***** Information shown *****

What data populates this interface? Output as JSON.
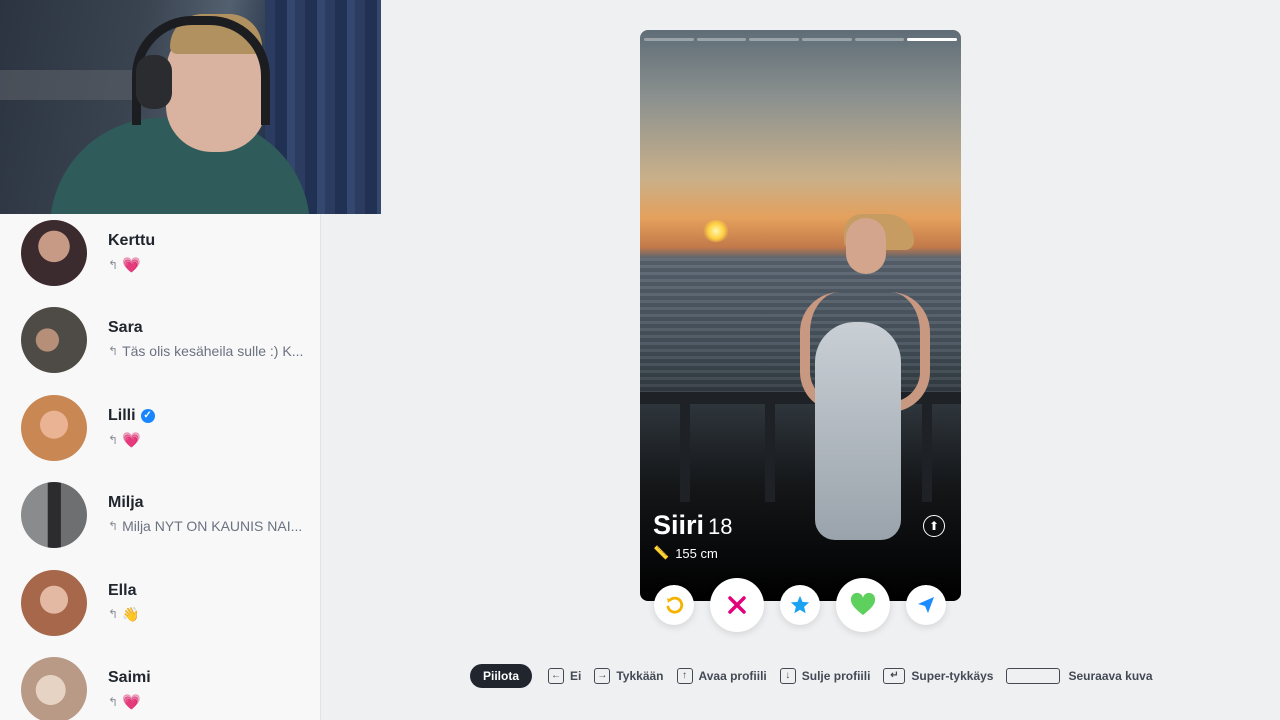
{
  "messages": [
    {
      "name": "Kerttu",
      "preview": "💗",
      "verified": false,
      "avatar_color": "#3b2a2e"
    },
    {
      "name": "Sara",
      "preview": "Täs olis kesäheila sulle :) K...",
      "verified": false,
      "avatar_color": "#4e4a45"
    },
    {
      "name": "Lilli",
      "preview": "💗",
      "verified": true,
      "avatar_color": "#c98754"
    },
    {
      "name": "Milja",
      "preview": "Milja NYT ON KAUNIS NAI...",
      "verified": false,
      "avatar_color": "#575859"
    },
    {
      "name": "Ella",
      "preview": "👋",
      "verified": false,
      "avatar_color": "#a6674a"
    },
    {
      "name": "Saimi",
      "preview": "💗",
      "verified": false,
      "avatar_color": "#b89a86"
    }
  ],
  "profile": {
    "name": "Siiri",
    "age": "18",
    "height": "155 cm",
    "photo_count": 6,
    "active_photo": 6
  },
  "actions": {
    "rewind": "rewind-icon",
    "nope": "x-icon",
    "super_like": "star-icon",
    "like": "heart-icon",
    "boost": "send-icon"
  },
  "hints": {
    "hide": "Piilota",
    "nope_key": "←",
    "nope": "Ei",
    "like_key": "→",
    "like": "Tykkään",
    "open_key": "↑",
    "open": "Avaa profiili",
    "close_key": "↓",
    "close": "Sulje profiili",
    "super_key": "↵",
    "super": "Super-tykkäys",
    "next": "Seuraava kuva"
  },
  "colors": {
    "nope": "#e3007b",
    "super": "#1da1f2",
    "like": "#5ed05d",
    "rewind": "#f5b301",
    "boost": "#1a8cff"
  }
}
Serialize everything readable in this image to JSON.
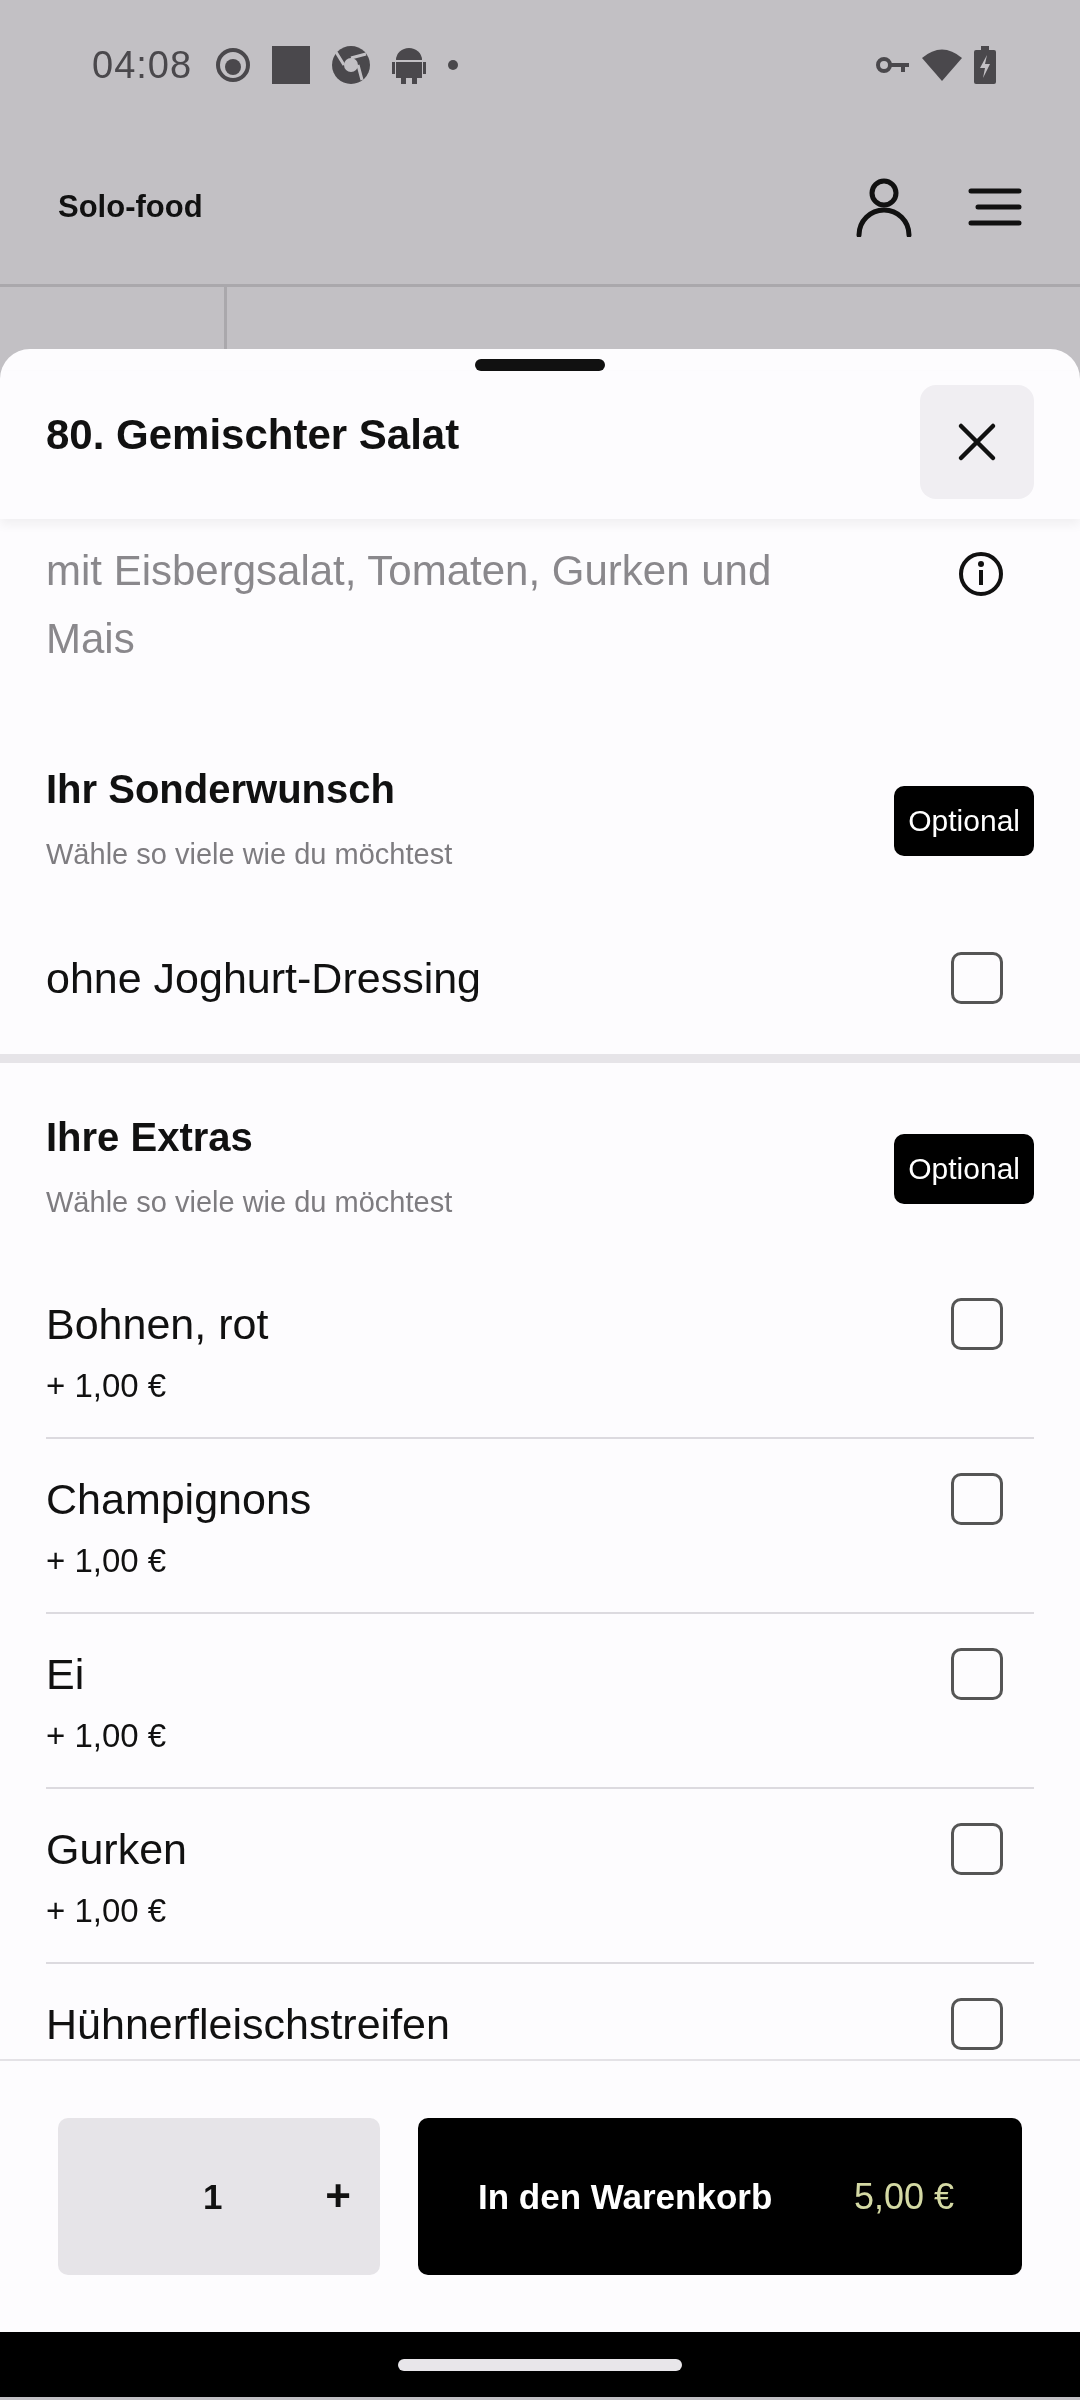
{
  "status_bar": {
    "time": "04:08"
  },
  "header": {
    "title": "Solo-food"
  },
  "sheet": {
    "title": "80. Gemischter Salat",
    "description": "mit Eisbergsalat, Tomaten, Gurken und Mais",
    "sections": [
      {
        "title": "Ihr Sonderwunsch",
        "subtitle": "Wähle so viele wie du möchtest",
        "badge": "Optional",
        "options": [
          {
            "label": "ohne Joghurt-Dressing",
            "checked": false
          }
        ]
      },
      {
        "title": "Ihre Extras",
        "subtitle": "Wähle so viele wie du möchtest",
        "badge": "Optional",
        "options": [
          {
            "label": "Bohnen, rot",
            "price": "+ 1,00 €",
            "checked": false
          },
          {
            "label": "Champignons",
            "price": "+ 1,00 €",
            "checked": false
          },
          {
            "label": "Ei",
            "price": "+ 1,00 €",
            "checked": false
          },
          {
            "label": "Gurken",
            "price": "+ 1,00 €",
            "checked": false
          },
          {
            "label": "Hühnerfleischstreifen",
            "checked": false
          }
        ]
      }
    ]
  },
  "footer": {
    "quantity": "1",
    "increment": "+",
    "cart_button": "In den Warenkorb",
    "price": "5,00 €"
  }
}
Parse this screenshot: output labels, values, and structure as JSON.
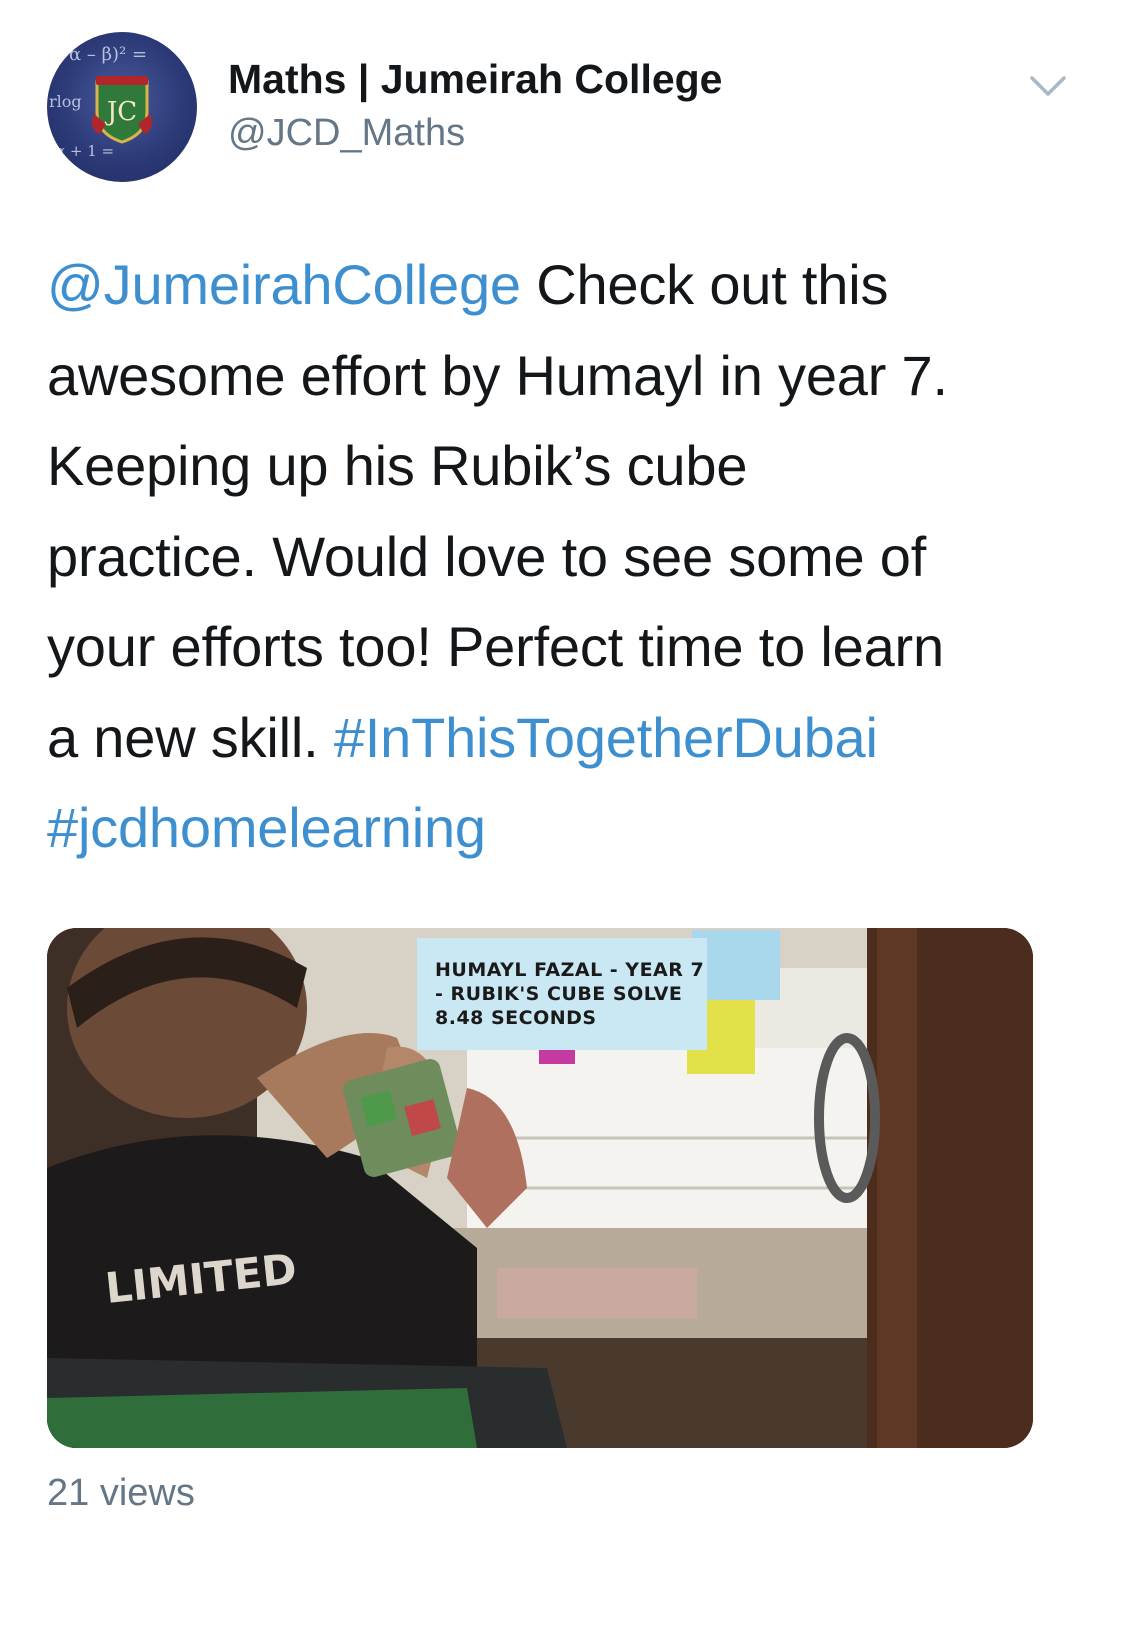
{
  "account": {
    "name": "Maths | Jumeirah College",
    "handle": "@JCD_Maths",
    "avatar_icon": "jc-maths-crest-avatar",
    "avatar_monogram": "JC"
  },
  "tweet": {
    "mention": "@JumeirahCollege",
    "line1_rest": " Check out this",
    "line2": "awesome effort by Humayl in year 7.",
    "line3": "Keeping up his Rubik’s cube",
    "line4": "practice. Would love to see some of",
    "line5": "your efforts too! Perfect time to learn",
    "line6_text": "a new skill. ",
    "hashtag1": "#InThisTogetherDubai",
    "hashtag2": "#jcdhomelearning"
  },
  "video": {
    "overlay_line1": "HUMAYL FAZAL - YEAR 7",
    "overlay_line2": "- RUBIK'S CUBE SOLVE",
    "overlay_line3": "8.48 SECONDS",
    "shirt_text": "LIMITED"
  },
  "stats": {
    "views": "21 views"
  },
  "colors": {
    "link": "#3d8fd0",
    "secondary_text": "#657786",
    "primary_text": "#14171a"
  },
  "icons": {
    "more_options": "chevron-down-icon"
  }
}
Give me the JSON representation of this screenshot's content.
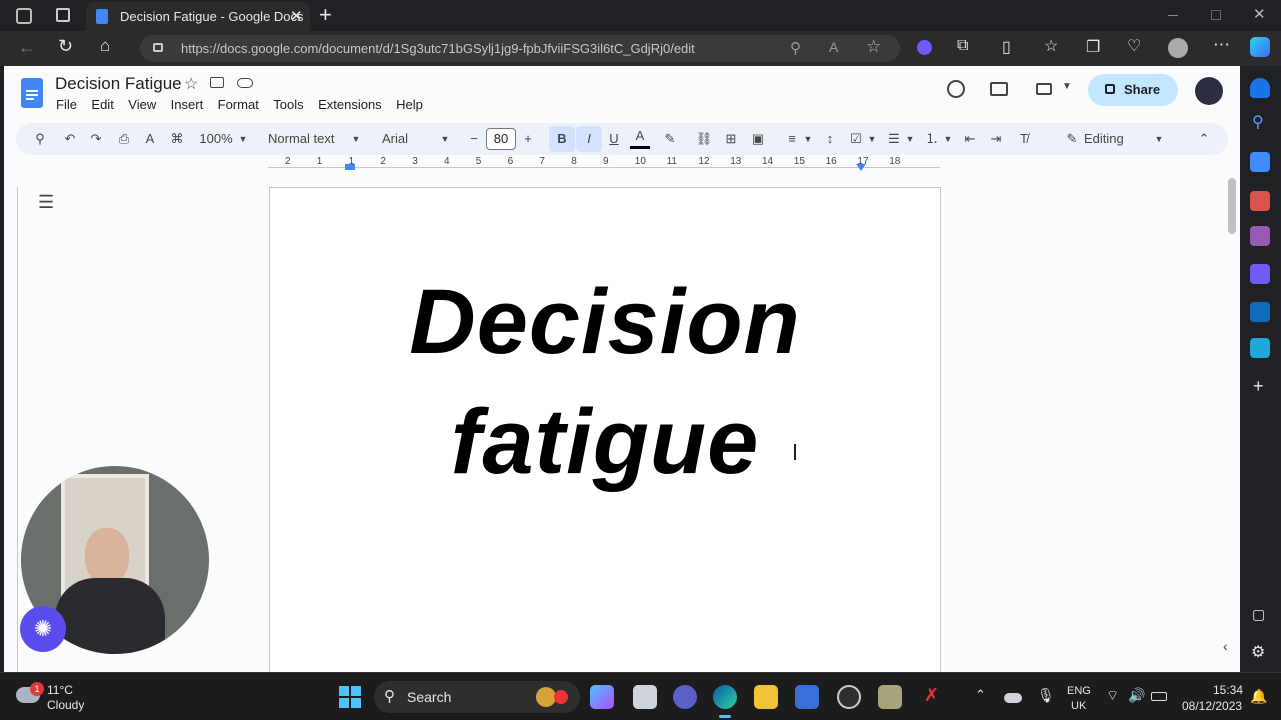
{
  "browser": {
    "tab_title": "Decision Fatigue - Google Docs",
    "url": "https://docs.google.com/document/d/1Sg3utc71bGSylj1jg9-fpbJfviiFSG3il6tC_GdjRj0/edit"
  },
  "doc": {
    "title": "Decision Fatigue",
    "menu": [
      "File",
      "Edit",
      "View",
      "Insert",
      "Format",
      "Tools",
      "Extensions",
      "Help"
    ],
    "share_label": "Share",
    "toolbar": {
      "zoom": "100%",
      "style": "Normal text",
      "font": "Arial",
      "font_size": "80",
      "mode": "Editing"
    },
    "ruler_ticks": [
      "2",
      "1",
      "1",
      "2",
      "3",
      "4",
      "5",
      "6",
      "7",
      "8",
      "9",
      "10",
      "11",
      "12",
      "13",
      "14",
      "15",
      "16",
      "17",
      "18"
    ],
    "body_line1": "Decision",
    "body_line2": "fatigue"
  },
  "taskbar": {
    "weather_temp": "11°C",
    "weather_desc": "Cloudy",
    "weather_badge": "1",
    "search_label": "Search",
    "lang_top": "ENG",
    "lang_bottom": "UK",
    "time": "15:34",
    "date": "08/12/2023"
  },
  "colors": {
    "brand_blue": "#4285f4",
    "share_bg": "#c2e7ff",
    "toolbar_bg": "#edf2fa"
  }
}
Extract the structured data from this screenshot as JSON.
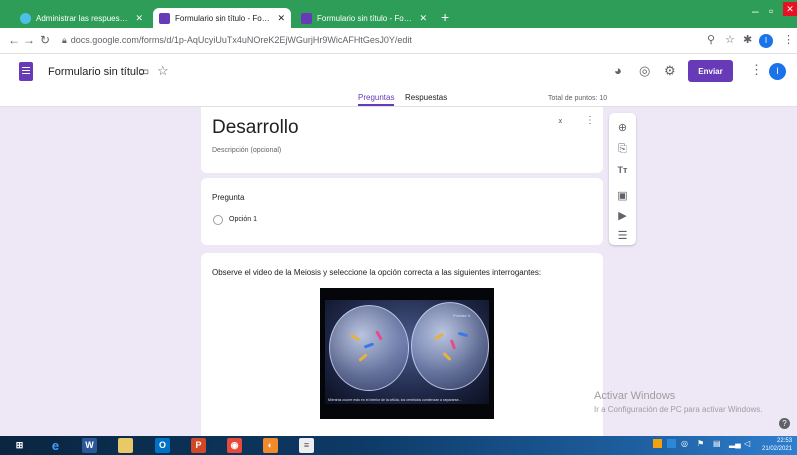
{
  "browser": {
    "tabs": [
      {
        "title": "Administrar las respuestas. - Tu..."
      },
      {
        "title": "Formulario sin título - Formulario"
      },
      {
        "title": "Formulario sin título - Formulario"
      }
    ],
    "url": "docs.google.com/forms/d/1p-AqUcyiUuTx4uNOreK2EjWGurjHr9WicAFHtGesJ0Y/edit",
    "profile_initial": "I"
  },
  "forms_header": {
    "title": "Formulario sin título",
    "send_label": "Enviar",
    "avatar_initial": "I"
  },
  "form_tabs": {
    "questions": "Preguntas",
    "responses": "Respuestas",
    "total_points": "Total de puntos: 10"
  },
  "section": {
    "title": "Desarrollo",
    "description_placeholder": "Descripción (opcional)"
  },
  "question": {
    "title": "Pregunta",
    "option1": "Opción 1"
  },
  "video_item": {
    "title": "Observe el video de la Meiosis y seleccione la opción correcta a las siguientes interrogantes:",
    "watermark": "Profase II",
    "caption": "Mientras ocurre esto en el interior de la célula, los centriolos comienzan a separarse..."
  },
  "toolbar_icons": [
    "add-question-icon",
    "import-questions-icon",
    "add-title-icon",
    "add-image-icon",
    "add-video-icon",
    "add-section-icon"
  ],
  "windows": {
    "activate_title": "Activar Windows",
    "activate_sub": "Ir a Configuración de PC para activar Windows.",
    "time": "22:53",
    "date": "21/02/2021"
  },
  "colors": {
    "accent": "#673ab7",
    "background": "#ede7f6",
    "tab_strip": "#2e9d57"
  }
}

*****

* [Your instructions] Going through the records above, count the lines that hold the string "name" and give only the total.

* [Exercise solution] 8